Off up the road from beside the Metrocentre in Gateshead and I was wary on the first mini roundabouts after taking a Harley out some years ago which was a Fatboy. I didn’t want to ground on the first bend. The overall impression apart from size and power, is the pull away, from such a big motor. I read up on the bike afterwards and I found it had linked brakes which made sense for something this big and also vehicle hold control which is like hill assist. Probably needed. Off I barrelled up to the junction with the A69, off the A1 and headed west. Part the way along to Hexham, barrelling along, I had an urge to go to Carlisle and beyond! The screen did a pretty good job of keeping the wind away and you did feel like a king of the road. I was looking for “trailers for sale or rent!”.
Trying to think of a themed pit stop, I couldn’t think of an American diner near so I thought why not hightail it down to Mexico? See later. I decided to go through Hexham town centre which was probably a mistake on a bike as big as this as I was worried about the size of it and decided not to filter through the heavy traffic. I sought the open road and took the B6305 south and south-west of Hexham past the racecourse and over the high moors towards Alston. What a delight this bike was on those roads.
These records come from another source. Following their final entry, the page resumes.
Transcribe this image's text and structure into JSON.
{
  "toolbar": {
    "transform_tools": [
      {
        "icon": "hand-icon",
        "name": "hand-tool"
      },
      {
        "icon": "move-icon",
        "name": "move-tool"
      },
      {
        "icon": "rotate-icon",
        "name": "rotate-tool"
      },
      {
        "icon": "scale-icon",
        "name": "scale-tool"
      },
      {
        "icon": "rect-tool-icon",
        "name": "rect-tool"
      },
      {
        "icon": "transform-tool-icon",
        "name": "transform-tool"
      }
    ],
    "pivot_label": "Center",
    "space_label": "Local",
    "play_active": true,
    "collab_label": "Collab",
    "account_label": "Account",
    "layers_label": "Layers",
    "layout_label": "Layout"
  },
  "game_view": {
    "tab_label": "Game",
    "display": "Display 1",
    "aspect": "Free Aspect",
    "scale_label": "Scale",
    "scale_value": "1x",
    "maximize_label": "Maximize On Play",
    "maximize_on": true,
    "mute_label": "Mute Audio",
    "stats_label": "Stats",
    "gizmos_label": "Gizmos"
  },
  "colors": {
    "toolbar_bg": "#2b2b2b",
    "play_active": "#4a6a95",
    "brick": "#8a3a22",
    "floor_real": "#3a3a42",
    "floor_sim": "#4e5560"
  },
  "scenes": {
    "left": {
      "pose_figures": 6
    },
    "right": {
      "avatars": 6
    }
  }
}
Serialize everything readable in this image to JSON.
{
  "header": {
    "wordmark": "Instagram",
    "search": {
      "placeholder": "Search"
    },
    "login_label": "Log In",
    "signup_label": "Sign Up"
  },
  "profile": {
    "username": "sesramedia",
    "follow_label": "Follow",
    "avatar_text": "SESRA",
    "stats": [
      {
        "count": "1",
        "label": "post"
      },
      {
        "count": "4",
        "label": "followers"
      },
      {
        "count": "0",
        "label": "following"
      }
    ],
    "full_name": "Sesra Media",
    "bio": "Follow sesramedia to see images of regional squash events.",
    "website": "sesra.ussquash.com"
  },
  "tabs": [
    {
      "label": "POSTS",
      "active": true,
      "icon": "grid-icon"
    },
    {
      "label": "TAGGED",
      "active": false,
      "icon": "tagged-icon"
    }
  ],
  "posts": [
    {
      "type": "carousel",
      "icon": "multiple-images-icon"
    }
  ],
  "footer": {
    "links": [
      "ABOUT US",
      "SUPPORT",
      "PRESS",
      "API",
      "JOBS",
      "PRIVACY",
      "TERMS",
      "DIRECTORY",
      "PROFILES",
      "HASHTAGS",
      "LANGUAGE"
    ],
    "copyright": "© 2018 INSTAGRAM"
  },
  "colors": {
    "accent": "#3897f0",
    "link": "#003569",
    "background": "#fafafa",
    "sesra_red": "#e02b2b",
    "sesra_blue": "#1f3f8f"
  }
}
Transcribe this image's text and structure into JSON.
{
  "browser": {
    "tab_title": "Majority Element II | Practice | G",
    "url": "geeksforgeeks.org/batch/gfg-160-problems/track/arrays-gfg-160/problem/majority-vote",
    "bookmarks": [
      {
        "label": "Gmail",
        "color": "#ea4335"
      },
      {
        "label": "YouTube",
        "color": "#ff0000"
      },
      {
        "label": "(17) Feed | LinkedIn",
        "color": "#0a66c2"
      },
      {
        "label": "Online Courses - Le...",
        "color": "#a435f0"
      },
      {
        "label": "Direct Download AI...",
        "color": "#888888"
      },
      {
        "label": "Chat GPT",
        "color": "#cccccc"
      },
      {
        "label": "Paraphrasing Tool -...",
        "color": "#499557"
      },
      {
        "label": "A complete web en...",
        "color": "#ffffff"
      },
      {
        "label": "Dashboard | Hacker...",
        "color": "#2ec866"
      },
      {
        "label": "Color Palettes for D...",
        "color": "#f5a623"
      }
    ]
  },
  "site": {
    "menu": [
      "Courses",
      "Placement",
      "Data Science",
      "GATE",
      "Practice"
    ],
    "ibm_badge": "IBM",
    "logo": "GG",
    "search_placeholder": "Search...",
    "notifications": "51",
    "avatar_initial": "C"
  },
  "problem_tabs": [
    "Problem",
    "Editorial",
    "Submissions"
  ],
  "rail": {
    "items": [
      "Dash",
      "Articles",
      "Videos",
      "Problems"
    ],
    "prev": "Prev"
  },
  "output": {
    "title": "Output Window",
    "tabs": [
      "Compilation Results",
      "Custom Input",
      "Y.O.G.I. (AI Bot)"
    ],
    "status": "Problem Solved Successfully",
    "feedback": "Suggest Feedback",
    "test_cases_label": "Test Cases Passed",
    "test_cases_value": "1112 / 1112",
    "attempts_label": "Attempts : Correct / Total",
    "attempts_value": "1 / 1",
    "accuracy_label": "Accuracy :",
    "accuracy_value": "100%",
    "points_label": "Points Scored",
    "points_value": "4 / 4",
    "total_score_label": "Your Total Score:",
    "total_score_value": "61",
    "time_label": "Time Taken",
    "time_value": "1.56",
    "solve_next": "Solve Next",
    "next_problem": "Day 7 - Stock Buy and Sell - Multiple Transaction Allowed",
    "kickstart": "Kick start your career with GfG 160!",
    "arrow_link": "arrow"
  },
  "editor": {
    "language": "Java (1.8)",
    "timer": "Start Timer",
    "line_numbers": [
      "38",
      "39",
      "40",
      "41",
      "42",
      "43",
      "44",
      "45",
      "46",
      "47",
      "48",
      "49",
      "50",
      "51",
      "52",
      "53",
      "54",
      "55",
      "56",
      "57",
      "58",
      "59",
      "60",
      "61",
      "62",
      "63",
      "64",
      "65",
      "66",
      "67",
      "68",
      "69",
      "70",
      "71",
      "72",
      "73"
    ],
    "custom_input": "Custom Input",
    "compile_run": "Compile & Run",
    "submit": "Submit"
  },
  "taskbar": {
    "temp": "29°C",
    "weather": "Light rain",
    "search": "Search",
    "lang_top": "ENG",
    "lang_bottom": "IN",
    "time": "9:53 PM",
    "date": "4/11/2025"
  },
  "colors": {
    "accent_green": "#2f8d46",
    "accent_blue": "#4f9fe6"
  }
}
It showed its size however, on the turn right back to Haydon Bridge beside Langley Castle as those short bends require a fair amount of attention on any bike, especially at the start of autumn with the leaves. The long A and B roads were great, as was the motorway, but you would need to be confident around town and on the smaller bends. This isn’t
the bike for scratching but is a BIGGG tourer or cruiser whichever camp you fall into. If you are touring you could take the kitchen sink with you. Back on the A69, this bike was supremely comfortable. The step in the ample and very comfy saddle (not seat) was good on the small of your back and I had no problem with the wider high bars which suited the bike and the ride. A swing of the hips and you are overtaking cars. Nimble—despite the size. At one stage on one of the smaller roads, I had accelerated from 4th to 5th to 6th gear uphill rather than holding the bike in 4th. The bike really moved.
Reassuringly expensive as one of the beer ads says, this bike is a statement but a very useful statement and an aural and visual sensation. Not for the fainthearted but I thoroughly enjoyed mv ride. I was going to start quoting “Ride like the wind, to be free again. . . to make it to the border of Mexico. . .” from the song but jumped off at Barrio Bella in Sandyford in Newcastle. Parked up at the curbside I had a fantastic Mexican breaklast (all day) with hash browns, guacamole, Mexican cheese and a fried egg plus a grapefruit Jarrito bottle. I was nearly at the Mexican border town!
Daydreams aside, it is easy to make so many comparisons with a bike such as this which is a real tour de force. I don’t think you would ever get bored riding a Road King. It is awesome, as our American cousins say. Agreed. With many thanks to Adam & Iron City – what are you waiting for – this is a must-ride bike!
Mark Hipkin is a Partner/ Head of the Personal Injury and Civil Litigation department. He welcomes your e-mails or calls on the law (or your biking experiences) at email@example.com or call 0191 2533509.